“[This is] making it harder to find a place to live for working class immigrants,” Bekele said. “For me, this is really degrading to our community and it’s like a slap in the face.”
During deliberation, council grappled with the notion that on one hand, the project would promote tourism and economic growth and on the other hand, labor activists brought forward genuine concerns.
Vice Mayor Amy Jackson noted that the city push is currently about COVID-19 recovery, with which this hotel would assist.
“[For] our city recovery, having it booming again, this would be a gem, but the flip side is I also want to protect the workers. I want to make sure everything is A-OK for the residents and I don’t want our city on the line for everything,” Jackson said.
Landrum pointed out that the city is already invested in the project and that it’s already fairly far along in the process; thus, any significant changes must be directed toward future projects rather than one that is currently in progress.
However, council did make some smaller additions to the project, such as using new language declaring council priorities and vision; securing anti-wage theft provisions during construction; ensuring equal employment opportunity provisions for hiring during construction and at the hotel; monitoring for independent construction; prioritizing hiring for Alexandria residents and establishing a labor management relationship.
Councilor Canek Aguirre also proposed an amendment requiring the entity to allow space for a potential union-organizing effort on the site, which Jackson seconded.
Councilor John Chapman expressed appreciation for the labor activists and conversation around workers’ rights, urging that more of them must happen in the future with AEDP, Visit Alexandria and other taxpayer groups. But he also highlighted the importance of acknowledging the revenue boost the project would bring to the city.
“[My colleagues] have seen what we’ve had to do in terms of dealing with other partners – whether it’s Metro, whether it’s ACPS – that’s going to bring a bigger bill to our door. We’re going to have to figure out how to fund it,” Chapman said. “So finding little opportunities like this where we’re leveraging some of our new income and tax money and state tax money I think is a win.”
The hotel may also prove an economic boon with historic ties, as it served as Hotel George Mason in the mid 20th century. It later became an office building.
Councilor Kirk McPike called the early discussion of the project, which first took place on Jan. 11, “frustrating” because it was about financing concerns that he claimed did not reflect the reality of the existing project. McPike said the project could have been a “slam dunk” had it better addressed the labor concerns brought forth on Jan. 11.
“If this project moves forward, it will not include a true labor neutrality agreement, but the desire by our city for a fair opportunity for organization is now clear,” McPike said. “It will be on us as leaders and people committed to improving the lives of Alexandria’s workers to ensure that the spirit of this agreement is actually upheld by the final product.”

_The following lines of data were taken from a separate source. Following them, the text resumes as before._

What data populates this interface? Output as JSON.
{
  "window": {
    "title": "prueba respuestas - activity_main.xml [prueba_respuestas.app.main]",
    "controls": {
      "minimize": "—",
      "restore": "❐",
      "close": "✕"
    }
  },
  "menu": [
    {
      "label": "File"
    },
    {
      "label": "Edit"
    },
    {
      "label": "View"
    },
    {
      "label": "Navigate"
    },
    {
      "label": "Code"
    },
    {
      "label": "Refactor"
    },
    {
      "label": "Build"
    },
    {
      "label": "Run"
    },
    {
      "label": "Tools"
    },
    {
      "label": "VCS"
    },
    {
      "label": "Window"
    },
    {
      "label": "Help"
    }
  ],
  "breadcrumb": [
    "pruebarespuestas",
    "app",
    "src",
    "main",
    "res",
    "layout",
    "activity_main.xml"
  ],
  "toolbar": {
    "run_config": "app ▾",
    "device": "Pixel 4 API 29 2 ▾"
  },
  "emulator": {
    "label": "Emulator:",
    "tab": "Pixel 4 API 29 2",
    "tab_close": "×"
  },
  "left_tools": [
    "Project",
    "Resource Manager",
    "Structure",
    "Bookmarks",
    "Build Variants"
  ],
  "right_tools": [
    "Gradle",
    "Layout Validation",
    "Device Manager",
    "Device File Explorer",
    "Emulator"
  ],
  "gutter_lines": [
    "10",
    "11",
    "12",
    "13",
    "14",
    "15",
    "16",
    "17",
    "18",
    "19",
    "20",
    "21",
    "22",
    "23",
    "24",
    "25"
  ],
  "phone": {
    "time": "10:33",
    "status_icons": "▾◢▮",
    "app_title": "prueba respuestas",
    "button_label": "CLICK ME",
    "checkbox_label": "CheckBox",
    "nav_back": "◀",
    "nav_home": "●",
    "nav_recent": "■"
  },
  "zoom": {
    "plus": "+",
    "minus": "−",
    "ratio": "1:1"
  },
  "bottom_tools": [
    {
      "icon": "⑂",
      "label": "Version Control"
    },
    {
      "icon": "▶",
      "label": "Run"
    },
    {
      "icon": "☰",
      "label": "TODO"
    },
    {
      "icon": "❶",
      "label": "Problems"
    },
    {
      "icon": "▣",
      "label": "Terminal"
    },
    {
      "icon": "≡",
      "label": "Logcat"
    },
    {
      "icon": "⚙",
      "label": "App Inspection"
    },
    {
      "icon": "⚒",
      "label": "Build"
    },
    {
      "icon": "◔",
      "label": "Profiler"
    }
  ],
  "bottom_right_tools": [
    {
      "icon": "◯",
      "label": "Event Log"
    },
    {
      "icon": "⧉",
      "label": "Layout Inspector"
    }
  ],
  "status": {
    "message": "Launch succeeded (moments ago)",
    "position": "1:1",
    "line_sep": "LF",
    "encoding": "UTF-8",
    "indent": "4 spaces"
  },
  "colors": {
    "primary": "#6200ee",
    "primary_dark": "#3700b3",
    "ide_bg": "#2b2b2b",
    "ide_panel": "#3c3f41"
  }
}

McPike went on to say that as the city tackles future equity issues, including the ongoing debate regarding pay for unionized first responders and potential unionization of other city staff with the legalization of collective bargaining, accruing resources will be imperative for council.
“This is a half step, and I hope that the next project that we look at in this area is a full step forward in terms of where we want to be with our labor rights,” McPike said.

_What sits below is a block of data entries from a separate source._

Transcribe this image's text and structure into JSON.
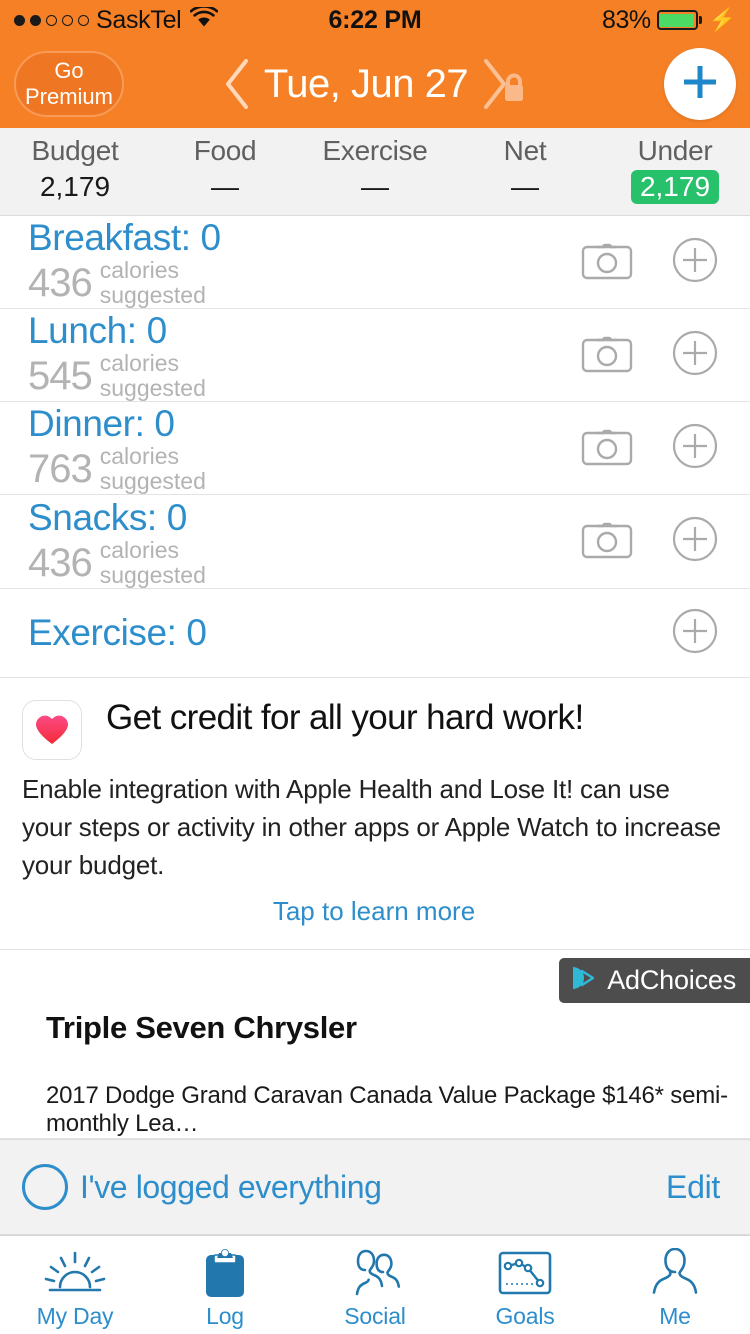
{
  "status_bar": {
    "signal_dots_filled": 2,
    "signal_dots_total": 5,
    "carrier": "SaskTel",
    "wifi_icon": "wifi-icon",
    "time": "6:22 PM",
    "battery_percent": "83%",
    "battery_level": 83,
    "charging_icon": "lightning-bolt-icon"
  },
  "nav": {
    "go_premium_line1": "Go",
    "go_premium_line2": "Premium",
    "prev_icon": "chevron-left-icon",
    "date": "Tue, Jun 27",
    "next_icon": "chevron-right-icon",
    "lock_icon": "lock-icon",
    "add_icon": "plus-icon"
  },
  "summary": {
    "columns": [
      {
        "label": "Budget",
        "value": "2,179",
        "style": "plain"
      },
      {
        "label": "Food",
        "value": "—",
        "style": "plain"
      },
      {
        "label": "Exercise",
        "value": "—",
        "style": "plain"
      },
      {
        "label": "Net",
        "value": "—",
        "style": "plain"
      },
      {
        "label": "Under",
        "value": "2,179",
        "style": "badge"
      }
    ],
    "badge_color": "#27c16b"
  },
  "meals": [
    {
      "title": "Breakfast: 0",
      "calories": "436",
      "suggested_line1": "calories",
      "suggested_line2": "suggested",
      "camera_icon": "camera-icon",
      "add_icon": "plus-circle-icon"
    },
    {
      "title": "Lunch: 0",
      "calories": "545",
      "suggested_line1": "calories",
      "suggested_line2": "suggested",
      "camera_icon": "camera-icon",
      "add_icon": "plus-circle-icon"
    },
    {
      "title": "Dinner: 0",
      "calories": "763",
      "suggested_line1": "calories",
      "suggested_line2": "suggested",
      "camera_icon": "camera-icon",
      "add_icon": "plus-circle-icon"
    },
    {
      "title": "Snacks: 0",
      "calories": "436",
      "suggested_line1": "calories",
      "suggested_line2": "suggested",
      "camera_icon": "camera-icon",
      "add_icon": "plus-circle-icon"
    }
  ],
  "exercise": {
    "title": "Exercise: 0",
    "add_icon": "plus-circle-icon"
  },
  "health_card": {
    "icon": "apple-health-heart-icon",
    "headline": "Get credit for all your hard work!",
    "body": "Enable integration with Apple Health and Lose It! can use your steps or activity in other apps or Apple Watch to increase your budget.",
    "link": "Tap to learn more"
  },
  "ad": {
    "adchoices_label": "AdChoices",
    "adchoices_icon": "adchoices-icon",
    "title": "Triple Seven Chrysler",
    "description": "2017 Dodge Grand Caravan Canada Value Package   $146* semi-monthly Lea…"
  },
  "logged_bar": {
    "checkbox_icon": "empty-circle-checkbox",
    "label": "I've logged everything",
    "edit_label": "Edit"
  },
  "tabbar": {
    "items": [
      {
        "label": "My Day",
        "icon": "sunrise-icon",
        "selected": false
      },
      {
        "label": "Log",
        "icon": "clipboard-icon",
        "selected": true
      },
      {
        "label": "Social",
        "icon": "two-people-icon",
        "selected": false
      },
      {
        "label": "Goals",
        "icon": "chart-box-icon",
        "selected": false
      },
      {
        "label": "Me",
        "icon": "person-icon",
        "selected": false
      }
    ],
    "accent_color": "#2278ad"
  },
  "colors": {
    "header_orange": "#f58026",
    "link_blue": "#2d8ecb",
    "tab_blue": "#2278ad",
    "under_green": "#27c16b",
    "muted_gray": "#b3b3b3"
  }
}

Chapman made a motion to approve the project, with Jackson seconding. Council approved the project 4-3, with councilors McPike, Alyia Gaskins and Sarah Bagley dissenting.